While acne is the most common dermatologic condition across all skin types, its treatment varies significantly from patient to patient. There are many factors that can influence which treatment is the most effective for a patient, including treatment goals and areas of concern. At the GW Advances in Acne Conference, Andrew Alexis, MD, discussed treating acne and postinflammatory hyperpigmentation (PIH) in skin of color (SOC).
“The key is maximizing efficacy and tolerability, while setting resolution of both acne and PIH as the treatment target,” he recommended. He shared his tips for improving both acne and PIH in an interview with The Dermatologist. Dr Alexis is a professor and chair of dermatology at Mount Sinai West and Mount Sinai Morningside, and the director of the Skin of Color Center in New York City.
The Dermatologist: As you mentioned in your presentation, PIH is considered more bothersome by patients with darker phototypes. What are some of the challenges of treating acne and PIH?
Dr Alexis: The key challenges are:
- Treating the underlying acne that caused and can, in turn, cause more PIH if uncontrolled;
- Avoiding irritant dermatitis-induced PIH from the topical regimen being used to treat the acne; and

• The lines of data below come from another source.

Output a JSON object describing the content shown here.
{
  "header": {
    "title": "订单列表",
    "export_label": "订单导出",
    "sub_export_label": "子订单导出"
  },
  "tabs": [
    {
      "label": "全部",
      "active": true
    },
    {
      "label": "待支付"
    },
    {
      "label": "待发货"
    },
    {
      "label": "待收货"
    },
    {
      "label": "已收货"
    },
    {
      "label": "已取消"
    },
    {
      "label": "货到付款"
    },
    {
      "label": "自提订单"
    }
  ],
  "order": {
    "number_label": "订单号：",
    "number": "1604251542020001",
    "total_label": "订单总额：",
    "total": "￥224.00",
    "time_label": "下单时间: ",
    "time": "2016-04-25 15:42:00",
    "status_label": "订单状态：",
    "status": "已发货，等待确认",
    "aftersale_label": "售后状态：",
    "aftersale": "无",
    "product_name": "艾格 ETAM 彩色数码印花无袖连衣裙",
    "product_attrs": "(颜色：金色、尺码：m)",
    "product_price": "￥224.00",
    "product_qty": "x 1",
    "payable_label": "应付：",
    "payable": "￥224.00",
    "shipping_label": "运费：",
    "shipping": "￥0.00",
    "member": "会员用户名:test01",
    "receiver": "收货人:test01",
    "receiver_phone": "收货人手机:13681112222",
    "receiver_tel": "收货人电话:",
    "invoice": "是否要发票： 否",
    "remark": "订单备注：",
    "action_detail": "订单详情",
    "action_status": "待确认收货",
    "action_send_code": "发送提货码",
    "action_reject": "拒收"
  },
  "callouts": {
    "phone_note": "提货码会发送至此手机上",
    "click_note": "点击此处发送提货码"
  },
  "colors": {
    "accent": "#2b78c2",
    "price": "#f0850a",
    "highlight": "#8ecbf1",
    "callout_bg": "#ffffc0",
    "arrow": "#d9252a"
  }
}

- Treating the PIH induced by acne.
The first challenge is addressed by designing a comprehensive treatment regimen that targets multiple pathogenic factors. The second challenge is addressed by carefully selecting active ingredients, concentrations, vehicles, and dosing frequency that are appropriate for a given patient from a tolerability standpoint. The third challenge is addressed by leveraging the effects of topical retinoids (on both acne and PIH) and using PIH-directed therapies, such as chemical peels, nonablative fractional lasers, or skin lightening agents when warranted.
The Dermatologist: What other considerations should dermatologists keep in mind when treating patients with darker phototypes and acne?
Dr Alexis: Avoid undertreatment in an effort to minimize risk of sequelae, such as PIH and scarring. Scarring, in particular, can be more challenging to treat in SOC due to the higher risk of pigmentary sequelae from most therapies used to treat acne scarring.
The Dermatologist: What treatment options are available for PIH and scars caused by acne?
Dr Alexis: The following options are effective for PIH or scars caused by acne:
- Topical skin lightening agents (eg, hydroquinone, azelaic acid, over the counter/cosmeceuticals)
- Superficial chemical peels
- Nonablative fractional resurfacing
- Submillisecond 1064nm Nd:YAG laser
The Dermatologist: What additional research is needed to improve the treatment of acne in patients with darker phototypes? What ways can clinical trials improve their recruitment of patients from racial minority groups?
Dr Alexis: Some areas where we need more research include conducting SOC population-specific acne studies to assess the safety, tolerability, and efficacy of therapies, with PIH resolution included as a secondary endpoint. Recruitment of SOC populations can be improved by carefully selecting investigators/clinical trials sites that collectively can enroll a diverse and representative patient population.
The Dermatologist: What key takeaways would you like to leave with dermatologists?
Dr Alexis: The treatment of acne for patients with SOC can be extremely rewarding given the potentially transformative outcomes that can be achieved with a well-rounded regimen. I recommend these takeaways:
- Unless contraindicated, a topical retinoid should be included in the topical regimen for acne treatment in patients with SOC (given the dual benefits on acne and PIH).
- Tolerability can be maximized through adjunctive skin care, as well as selection of prescription acne medications with well-formulated vehicles.
Alexis A. Management considerations for skin of color patients with acne. Presented at: GW Virtual Appraisal of Advances in Acne Conference; July 30, 2020; virtual.